# Exercise objective
Whenever a line below holds the word "icon", count it once; report the total and nothing else.
--- --- ---
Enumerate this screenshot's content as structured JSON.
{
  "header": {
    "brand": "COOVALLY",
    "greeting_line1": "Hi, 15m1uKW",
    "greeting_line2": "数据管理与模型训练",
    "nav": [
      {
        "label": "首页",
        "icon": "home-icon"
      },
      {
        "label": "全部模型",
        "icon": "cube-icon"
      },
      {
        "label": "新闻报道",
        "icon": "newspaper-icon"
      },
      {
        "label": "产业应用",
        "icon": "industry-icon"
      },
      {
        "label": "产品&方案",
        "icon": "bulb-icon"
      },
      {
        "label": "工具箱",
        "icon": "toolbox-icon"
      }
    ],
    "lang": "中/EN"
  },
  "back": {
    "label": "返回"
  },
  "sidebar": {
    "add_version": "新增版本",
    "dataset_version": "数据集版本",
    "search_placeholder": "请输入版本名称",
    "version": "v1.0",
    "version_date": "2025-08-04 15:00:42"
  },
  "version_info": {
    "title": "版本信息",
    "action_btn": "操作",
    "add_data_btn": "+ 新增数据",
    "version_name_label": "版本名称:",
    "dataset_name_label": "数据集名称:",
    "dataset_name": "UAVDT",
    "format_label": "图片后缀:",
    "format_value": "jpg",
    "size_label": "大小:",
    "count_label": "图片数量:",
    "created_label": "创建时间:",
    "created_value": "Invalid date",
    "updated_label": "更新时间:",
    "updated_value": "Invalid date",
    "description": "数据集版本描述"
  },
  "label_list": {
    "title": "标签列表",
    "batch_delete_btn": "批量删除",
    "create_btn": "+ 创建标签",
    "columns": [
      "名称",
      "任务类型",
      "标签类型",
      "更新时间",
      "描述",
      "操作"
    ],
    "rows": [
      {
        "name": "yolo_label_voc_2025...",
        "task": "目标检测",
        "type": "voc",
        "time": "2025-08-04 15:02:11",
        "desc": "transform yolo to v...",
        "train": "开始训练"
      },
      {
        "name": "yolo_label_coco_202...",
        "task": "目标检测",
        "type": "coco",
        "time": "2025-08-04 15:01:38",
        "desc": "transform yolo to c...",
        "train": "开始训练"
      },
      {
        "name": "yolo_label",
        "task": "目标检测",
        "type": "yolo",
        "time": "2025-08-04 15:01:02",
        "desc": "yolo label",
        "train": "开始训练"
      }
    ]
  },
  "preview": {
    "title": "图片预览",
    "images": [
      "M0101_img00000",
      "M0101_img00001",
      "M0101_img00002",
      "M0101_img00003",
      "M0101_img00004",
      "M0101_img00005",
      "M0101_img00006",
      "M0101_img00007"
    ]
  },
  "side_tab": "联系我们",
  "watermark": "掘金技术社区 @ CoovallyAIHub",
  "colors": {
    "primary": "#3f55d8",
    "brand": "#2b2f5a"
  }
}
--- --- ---
# Exercise output
6